Why It Is Done
The antisperm antibody test may be done if:
- A cause for infertility cannot be found. Experts disagree about the usefulness of the test because the result may not change the treatment.
- The results from another fertility test are not clear.
How To Prepare
Talk to your doctor about any concerns you have regarding the need for the test, its risks, how it will be done, or what the results will mean. To help you understand the importance of this test, fill out the medical test information form (What is a PDF document?).
For women, a blood sample is taken from a vein in the arm.
For men, a semen sample is collected after the blood and vaginal fluid samples are taken. You should not release your sperm (ejaculate) for 2 days before the test. It is important to not go longer than 5 days before the test without ejaculating.
How It Is Done
Blood sample from the woman
The health professional taking a sample of your blood will:
- Wrap an elastic band around your upper arm to stop the flow of blood. This makes the veins below the band larger so it is easier to put a needle into the vein.
- Clean the needle site with alcohol.
- Put the needle into the vein. More than one needle stick may be needed.

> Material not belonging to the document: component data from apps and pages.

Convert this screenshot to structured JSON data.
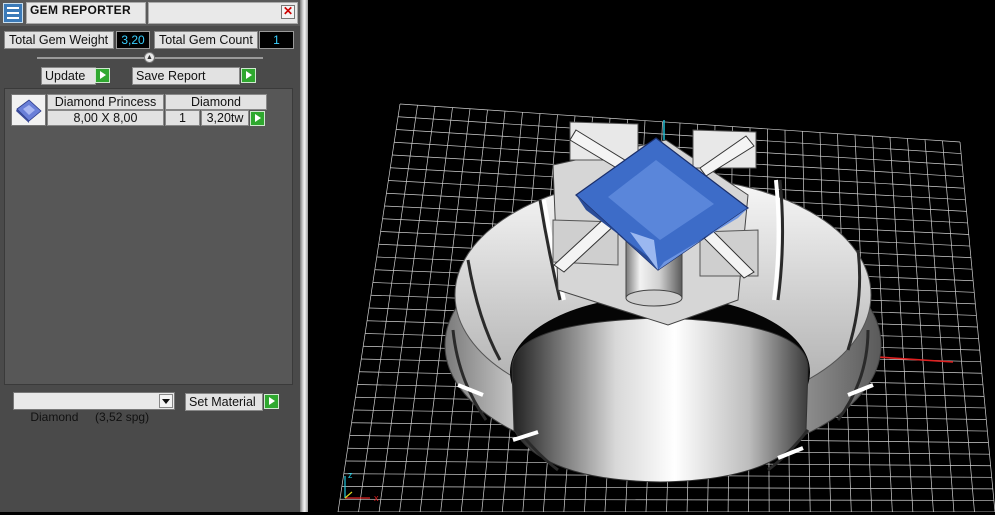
{
  "window": {
    "title": "GEM REPORTER",
    "close_symbol": "✕"
  },
  "totals": {
    "weight_label": "Total Gem Weight",
    "weight_value": "3,20",
    "count_label": "Total Gem Count",
    "count_value": "1"
  },
  "actions": {
    "update_label": "Update",
    "save_label": "Save Report"
  },
  "gem_list": {
    "rows": [
      {
        "name": "Diamond Princess",
        "material": "Diamond",
        "size": "8,00 X 8,00",
        "qty": "1",
        "weight": "3,20tw"
      }
    ]
  },
  "material": {
    "selected": "Diamond     (3,52 spg)",
    "set_label": "Set Material"
  },
  "viewport": {
    "axis_z": "z",
    "axis_x": "x",
    "gem_color": "#3d6cc8",
    "metal_color": "#e6e6e6"
  }
}
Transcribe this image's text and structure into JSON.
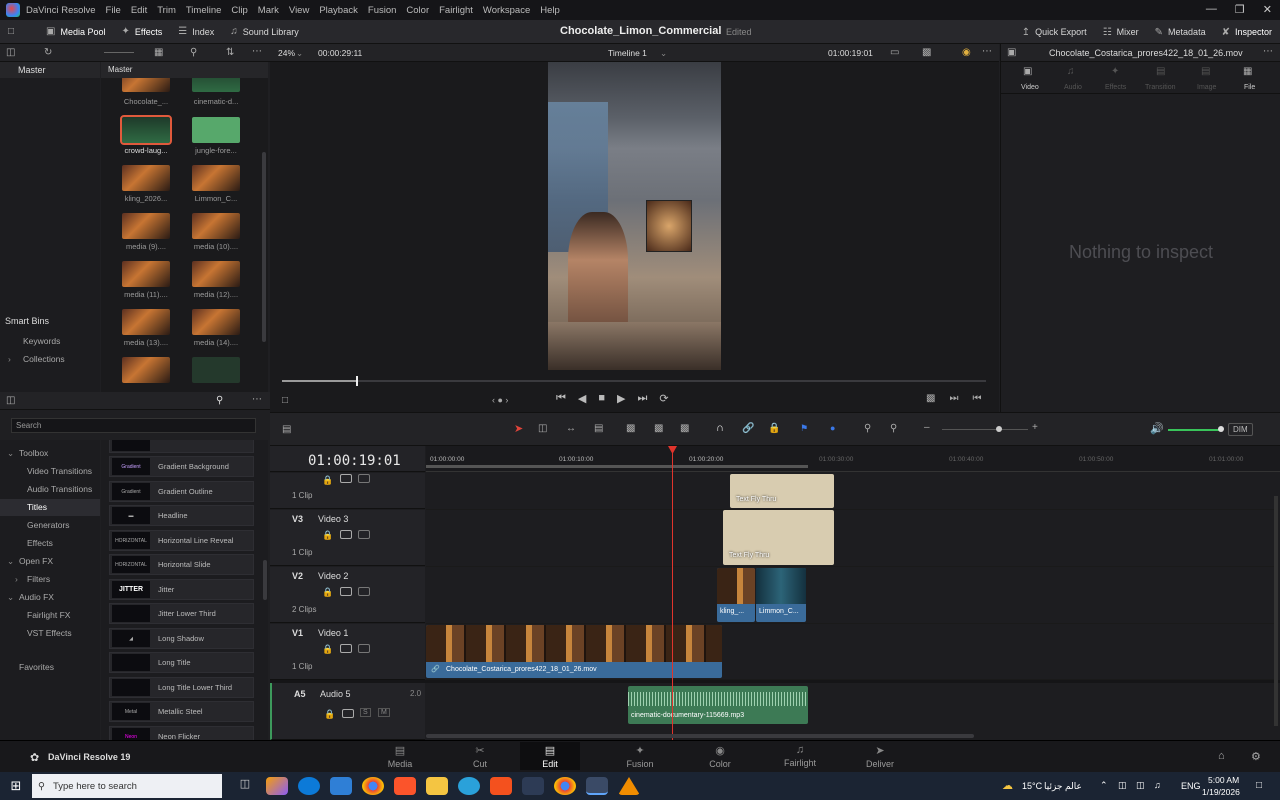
{
  "menubar": {
    "app_name": "DaVinci Resolve",
    "items": [
      "File",
      "Edit",
      "Trim",
      "Timeline",
      "Clip",
      "Mark",
      "View",
      "Playback",
      "Fusion",
      "Color",
      "Fairlight",
      "Workspace",
      "Help"
    ]
  },
  "toolbar": {
    "media_pool": "Media Pool",
    "effects": "Effects",
    "index": "Index",
    "sound_library": "Sound Library",
    "project_title": "Chocolate_Limon_Commercial",
    "project_status": "Edited",
    "quick_export": "Quick Export",
    "mixer": "Mixer",
    "metadata": "Metadata",
    "inspector": "Inspector"
  },
  "viewer": {
    "zoom": "24%",
    "duration": "00:00:29:11",
    "timeline_name": "Timeline 1",
    "timecode": "01:00:19:01",
    "playhead_fraction": 0.105
  },
  "inspector": {
    "clip_name": "Chocolate_Costarica_prores422_18_01_26.mov",
    "tabs": [
      "Video",
      "Audio",
      "Effects",
      "Transition",
      "Image",
      "File"
    ],
    "empty_message": "Nothing to inspect"
  },
  "media_pool": {
    "bin_header": "Master",
    "grid_header": "Master",
    "smart_bins": "Smart Bins",
    "keywords": "Keywords",
    "collections": "Collections",
    "clips": [
      "Chocolate_...",
      "cinematic-d...",
      "crowd-laug...",
      "jungle-fore...",
      "kling_2026...",
      "Limmon_C...",
      "media (9)....",
      "media (10)....",
      "media (11)....",
      "media (12)....",
      "media (13)....",
      "media (14)...."
    ]
  },
  "effects": {
    "search_placeholder": "Search",
    "tree": [
      "Toolbox",
      "Video Transitions",
      "Audio Transitions",
      "Titles",
      "Generators",
      "Effects",
      "Open FX",
      "Filters",
      "Audio FX",
      "Fairlight FX",
      "VST Effects",
      "Favorites"
    ],
    "items": [
      "Gradient Background",
      "Gradient Outline",
      "Headline",
      "Horizontal Line Reveal",
      "Horizontal Slide",
      "Jitter",
      "Jitter Lower Third",
      "Long Shadow",
      "Long Title",
      "Long Title Lower Third",
      "Metallic Steel",
      "Neon Flicker"
    ]
  },
  "timeline": {
    "timecode": "01:00:19:01",
    "ruler": [
      "01:00:00:00",
      "01:00:10:00",
      "01:00:20:00",
      "01:00:30:00",
      "01:00:40:00",
      "01:00:50:00",
      "01:01:00:00"
    ],
    "tracks": [
      {
        "id": "",
        "name": "",
        "clips": "1 Clip"
      },
      {
        "id": "V3",
        "name": "Video 3",
        "clips": "1 Clip"
      },
      {
        "id": "V2",
        "name": "Video 2",
        "clips": "2 Clips"
      },
      {
        "id": "V1",
        "name": "Video 1",
        "clips": "1 Clip"
      },
      {
        "id": "A5",
        "name": "Audio 5",
        "clips": "2.0"
      }
    ],
    "clip_labels": {
      "title1": "Text Fly Thru",
      "title2": "Text Fly Thru",
      "v2a": "kling_...",
      "v2b": "Limmon_C...",
      "v1": "Chocolate_Costarica_prores422_18_01_26.mov",
      "a5": "cinematic-documentary-115669.mp3"
    },
    "dim": "DIM"
  },
  "pages": {
    "app_version": "DaVinci Resolve 19",
    "tabs": [
      "Media",
      "Cut",
      "Edit",
      "Fusion",
      "Color",
      "Fairlight",
      "Deliver"
    ],
    "active": "Edit"
  },
  "taskbar": {
    "search_placeholder": "Type here to search",
    "weather": "15°C",
    "weather_text": "عالم جزئيا",
    "lang": "ENG",
    "time": "5:00 AM",
    "date": "1/19/2026"
  },
  "colors": {
    "accent": "#e05a3c",
    "playhead": "#e0342c",
    "audio_clip": "#3d7a55",
    "video_clip": "#3a6b9a",
    "title_clip": "#d8ccb0"
  }
}
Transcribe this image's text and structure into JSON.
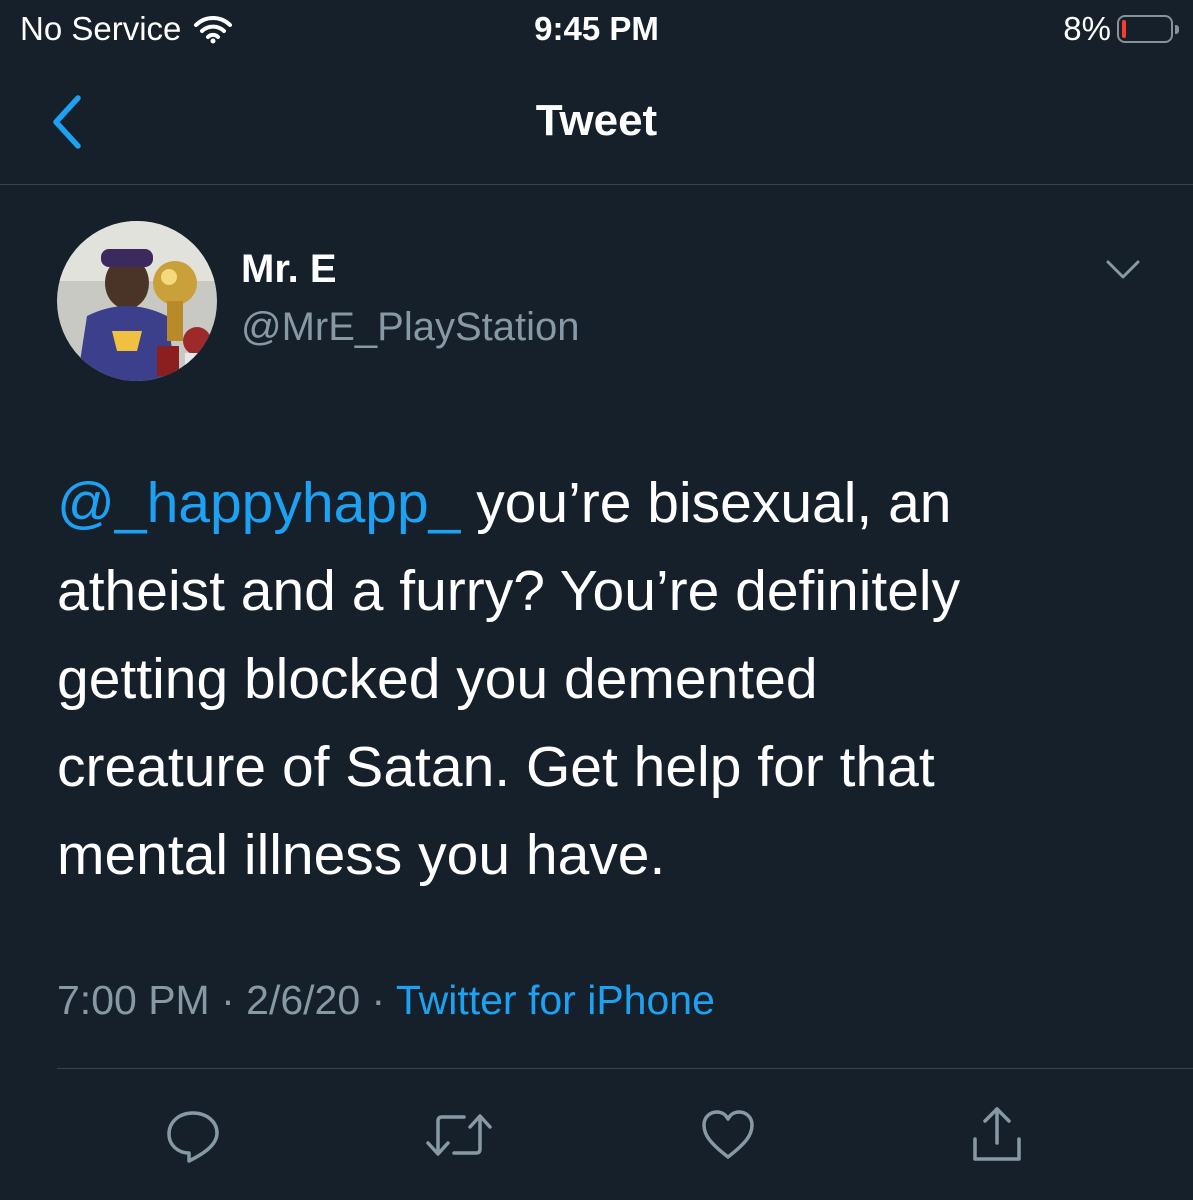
{
  "status_bar": {
    "carrier": "No Service",
    "time": "9:45 PM",
    "battery_percent": "8%",
    "battery_level": 0.08,
    "battery_color": "#ff3b30"
  },
  "nav": {
    "back_icon": "chevron-left-icon",
    "title": "Tweet"
  },
  "tweet": {
    "author_name": "Mr. E",
    "author_handle": "@MrE_PlayStation",
    "mention": "@_happyhapp_",
    "text_lines": [
      " you’re bisexual, an",
      "atheist and a furry? You’re definitely",
      "getting blocked you demented",
      "creature of Satan. Get help for that",
      "mental illness you have."
    ],
    "time": "7:00 PM",
    "separator": " · ",
    "date": "2/6/20",
    "source": "Twitter for iPhone"
  },
  "actions": [
    {
      "name": "reply",
      "icon": "reply-icon"
    },
    {
      "name": "retweet",
      "icon": "retweet-icon"
    },
    {
      "name": "like",
      "icon": "heart-icon"
    },
    {
      "name": "share",
      "icon": "share-icon"
    }
  ],
  "colors": {
    "background": "#15202b",
    "accent": "#1da1f2",
    "secondary_text": "#8899a6",
    "divider": "#38444d"
  }
}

- Attach a tube to the needle to fill it with blood.
- Remove the band from your arm when enough blood is collected.
- Put a gauze pad or cotton ball over the needle site as the needle is removed.
- Put pressure on the site and then put on a bandage.
A semen sample is collected by masturbation. You should urinate and then wash and rinse your hands and penis before collecting the semen in a sterile cup. You cannot use lubricants or condoms when collecting the sample. If you collect the semen sample at home, be sure to get it to the lab or clinic within 1 hour. Keep the sample at body temperature and out of direct sunlight. The sample cannot be collected by having sexual intercourse and then withdrawing when you ejaculate, because vaginal fluid may be mixed with the sperm.
How It Feels
The blood sample is taken from a vein in your arm. An elastic band is wrapped around your upper arm. It may feel tight. You may feel nothing at all from the needle, or you may feel a quick sting or pinch.
Collecting a semen sample does not cause any discomfort. If masturbation is against your religious beliefs, talk with your doctor.
There is very little chance of a problem from having a blood sample taken from a vein.
- You may get a small bruise at the site. You can lower the chance of bruising by keeping pressure on the site for several minutes.
- In rare cases, the vein may become swollen after the blood sample is taken. This problem is called phlebitis. A warm compress can be used several times a day to treat this.
Usually there are no problems from collecting a semen sample.
An antisperm antibody test looks for special proteins (antibodies) that fight against a man's sperm in blood, vaginal fluids, or semen. The higher the level of antibody-affected sperm found in the semen, the lower the chance of the sperm fertilizing an egg.
What Affects the Test
Collecting a semen sample within 48 hours of ejaculating or after not ejaculating for longer than 5 days may affect the results of this test.
What To Think About
Other Works Consulted
- Fischbach FT, Dunning MB III, eds. (2009). Manual of Laboratory and Diagnostic Tests, 8th ed. Philadelphia: Lippincott Williams and Wilkins.
- Fritz MA, Speroff L (2011). Male infertility. In Clinical Gynecologic Endocrinology and Infertility, 8th ed., pp. 1249–1292. Philadelphia: Lippincott Williams and Wilkins.
- Pagana KD, Pagana TJ (2010). Mosby’s Manual of Diagnostic and Laboratory Tests, 4th ed. St. Louis: Mosby.
Primary Medical Reviewer Sarah Marshall, MD - Family Medicine
E. Gregory Thompson, MD - Internal Medicine
Adam Husney, MD - Family Medicine
Specialist Medical Reviewer Femi Olatunbosun, MB, FRCSC - Obstetrics and Gynecology
Current as ofMay 30, 2016
Current as of: May 30, 2016
To learn more about Healthwise, visit Healthwise.org.
© 1995-2017 Healthwise, Incorporated. Healthwise, Healthwise for every health decision, and the Healthwise logo are trademarks of Healthwise, Incorporated.